Data records for software interfaces>

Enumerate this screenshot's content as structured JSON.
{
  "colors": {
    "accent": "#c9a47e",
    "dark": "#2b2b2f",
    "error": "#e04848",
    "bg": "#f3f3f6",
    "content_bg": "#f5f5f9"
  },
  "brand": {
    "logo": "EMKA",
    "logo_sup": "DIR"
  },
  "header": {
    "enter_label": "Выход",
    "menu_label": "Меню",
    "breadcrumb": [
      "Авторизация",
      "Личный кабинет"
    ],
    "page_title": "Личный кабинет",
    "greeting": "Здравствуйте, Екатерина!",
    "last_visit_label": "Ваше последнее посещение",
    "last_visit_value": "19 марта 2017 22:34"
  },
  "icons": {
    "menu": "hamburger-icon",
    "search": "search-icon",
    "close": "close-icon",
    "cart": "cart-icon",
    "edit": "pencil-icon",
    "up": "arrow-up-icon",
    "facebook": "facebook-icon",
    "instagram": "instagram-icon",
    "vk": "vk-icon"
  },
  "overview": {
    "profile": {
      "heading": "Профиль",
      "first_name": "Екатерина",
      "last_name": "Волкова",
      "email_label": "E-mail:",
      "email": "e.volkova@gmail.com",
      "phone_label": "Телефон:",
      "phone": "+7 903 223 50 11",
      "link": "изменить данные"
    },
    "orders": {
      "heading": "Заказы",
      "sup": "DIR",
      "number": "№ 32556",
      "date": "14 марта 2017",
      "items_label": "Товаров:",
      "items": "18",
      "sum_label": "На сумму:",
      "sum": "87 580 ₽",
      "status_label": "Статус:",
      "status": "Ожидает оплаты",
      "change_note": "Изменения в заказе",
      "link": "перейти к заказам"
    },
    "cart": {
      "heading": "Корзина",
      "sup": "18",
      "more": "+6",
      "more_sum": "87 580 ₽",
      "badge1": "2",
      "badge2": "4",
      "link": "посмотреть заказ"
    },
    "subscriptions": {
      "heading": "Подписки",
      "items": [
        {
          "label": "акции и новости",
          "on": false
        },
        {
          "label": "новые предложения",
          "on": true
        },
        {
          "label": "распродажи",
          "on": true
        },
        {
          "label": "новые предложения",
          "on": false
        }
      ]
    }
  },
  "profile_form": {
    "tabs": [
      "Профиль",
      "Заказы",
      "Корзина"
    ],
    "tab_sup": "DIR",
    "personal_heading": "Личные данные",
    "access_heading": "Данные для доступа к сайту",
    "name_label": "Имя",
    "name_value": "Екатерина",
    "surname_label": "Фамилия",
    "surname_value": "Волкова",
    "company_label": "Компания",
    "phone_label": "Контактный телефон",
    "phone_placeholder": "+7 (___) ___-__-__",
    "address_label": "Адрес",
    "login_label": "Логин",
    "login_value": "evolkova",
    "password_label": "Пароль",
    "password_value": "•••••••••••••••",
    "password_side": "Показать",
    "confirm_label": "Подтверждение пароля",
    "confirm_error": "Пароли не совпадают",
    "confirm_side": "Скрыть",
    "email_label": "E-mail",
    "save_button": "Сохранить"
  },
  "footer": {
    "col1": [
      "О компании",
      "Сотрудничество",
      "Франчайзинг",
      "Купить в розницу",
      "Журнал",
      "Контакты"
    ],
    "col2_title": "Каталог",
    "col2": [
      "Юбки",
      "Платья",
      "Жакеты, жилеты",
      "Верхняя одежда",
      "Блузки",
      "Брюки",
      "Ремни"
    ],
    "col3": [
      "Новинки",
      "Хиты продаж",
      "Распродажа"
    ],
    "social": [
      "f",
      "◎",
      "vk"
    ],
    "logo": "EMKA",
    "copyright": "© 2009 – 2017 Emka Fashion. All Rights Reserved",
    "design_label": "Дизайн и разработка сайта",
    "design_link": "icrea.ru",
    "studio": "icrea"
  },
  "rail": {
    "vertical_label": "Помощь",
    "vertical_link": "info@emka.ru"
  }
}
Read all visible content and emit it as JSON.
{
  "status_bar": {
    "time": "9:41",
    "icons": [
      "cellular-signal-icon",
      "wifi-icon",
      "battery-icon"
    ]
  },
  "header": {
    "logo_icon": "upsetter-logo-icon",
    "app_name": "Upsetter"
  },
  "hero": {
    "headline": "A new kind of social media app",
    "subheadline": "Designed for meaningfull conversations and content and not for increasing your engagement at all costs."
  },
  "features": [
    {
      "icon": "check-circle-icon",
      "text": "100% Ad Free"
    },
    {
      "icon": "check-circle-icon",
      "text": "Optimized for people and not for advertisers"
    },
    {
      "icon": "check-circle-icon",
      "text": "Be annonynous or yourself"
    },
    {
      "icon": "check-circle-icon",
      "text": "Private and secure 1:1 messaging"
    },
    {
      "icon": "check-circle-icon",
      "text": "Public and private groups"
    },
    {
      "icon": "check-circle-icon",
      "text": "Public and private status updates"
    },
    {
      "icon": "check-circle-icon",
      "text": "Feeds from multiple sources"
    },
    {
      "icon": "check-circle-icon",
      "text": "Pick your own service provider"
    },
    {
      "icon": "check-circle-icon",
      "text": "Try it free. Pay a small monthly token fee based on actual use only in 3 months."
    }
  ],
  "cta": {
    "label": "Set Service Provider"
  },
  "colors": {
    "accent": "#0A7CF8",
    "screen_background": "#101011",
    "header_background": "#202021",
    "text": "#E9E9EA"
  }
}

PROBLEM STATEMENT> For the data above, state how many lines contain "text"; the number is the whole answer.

OUTPUT BELOW> 10